* [Exercise directions] For the data below, count the lines that have the string "your" and state that number by itself.

*** Given records

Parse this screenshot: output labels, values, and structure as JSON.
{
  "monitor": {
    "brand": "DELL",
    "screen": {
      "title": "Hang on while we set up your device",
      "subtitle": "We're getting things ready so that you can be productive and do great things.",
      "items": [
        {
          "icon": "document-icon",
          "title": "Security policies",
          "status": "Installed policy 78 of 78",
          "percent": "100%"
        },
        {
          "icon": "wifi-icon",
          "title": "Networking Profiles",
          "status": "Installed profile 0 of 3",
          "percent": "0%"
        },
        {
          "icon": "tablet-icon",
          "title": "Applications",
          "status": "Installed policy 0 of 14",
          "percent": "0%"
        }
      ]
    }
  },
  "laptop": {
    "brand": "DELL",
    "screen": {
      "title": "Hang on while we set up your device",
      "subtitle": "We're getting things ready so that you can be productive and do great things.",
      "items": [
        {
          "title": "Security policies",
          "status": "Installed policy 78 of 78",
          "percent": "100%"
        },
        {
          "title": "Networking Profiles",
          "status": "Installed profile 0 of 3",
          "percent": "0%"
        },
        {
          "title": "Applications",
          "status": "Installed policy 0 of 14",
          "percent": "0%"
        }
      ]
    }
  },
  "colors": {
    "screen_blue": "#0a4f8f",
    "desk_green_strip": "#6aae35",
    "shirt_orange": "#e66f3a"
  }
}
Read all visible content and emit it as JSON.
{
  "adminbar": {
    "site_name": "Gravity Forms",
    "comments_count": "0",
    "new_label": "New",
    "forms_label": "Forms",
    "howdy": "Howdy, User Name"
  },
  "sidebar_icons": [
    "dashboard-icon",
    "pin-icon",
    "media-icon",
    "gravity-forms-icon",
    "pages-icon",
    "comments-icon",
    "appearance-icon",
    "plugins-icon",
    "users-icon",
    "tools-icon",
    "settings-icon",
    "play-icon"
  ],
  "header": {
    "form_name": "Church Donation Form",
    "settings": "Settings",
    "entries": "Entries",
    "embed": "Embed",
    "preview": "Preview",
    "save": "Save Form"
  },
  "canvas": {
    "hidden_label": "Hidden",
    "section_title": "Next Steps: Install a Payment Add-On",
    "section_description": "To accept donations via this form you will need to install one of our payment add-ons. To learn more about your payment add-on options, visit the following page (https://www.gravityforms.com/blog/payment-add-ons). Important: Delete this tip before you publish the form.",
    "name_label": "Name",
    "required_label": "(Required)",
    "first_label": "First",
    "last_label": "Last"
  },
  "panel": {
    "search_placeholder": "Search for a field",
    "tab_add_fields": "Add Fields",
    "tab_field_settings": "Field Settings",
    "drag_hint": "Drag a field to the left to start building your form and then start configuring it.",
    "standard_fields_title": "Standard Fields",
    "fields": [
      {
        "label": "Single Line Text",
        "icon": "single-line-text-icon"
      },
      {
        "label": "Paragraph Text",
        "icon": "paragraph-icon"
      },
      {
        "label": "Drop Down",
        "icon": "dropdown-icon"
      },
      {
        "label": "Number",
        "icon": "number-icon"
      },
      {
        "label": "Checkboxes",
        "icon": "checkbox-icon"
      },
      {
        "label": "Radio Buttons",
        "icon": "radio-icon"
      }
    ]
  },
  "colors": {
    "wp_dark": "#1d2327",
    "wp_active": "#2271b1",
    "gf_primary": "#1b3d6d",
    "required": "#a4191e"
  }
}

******

* [Task response] 4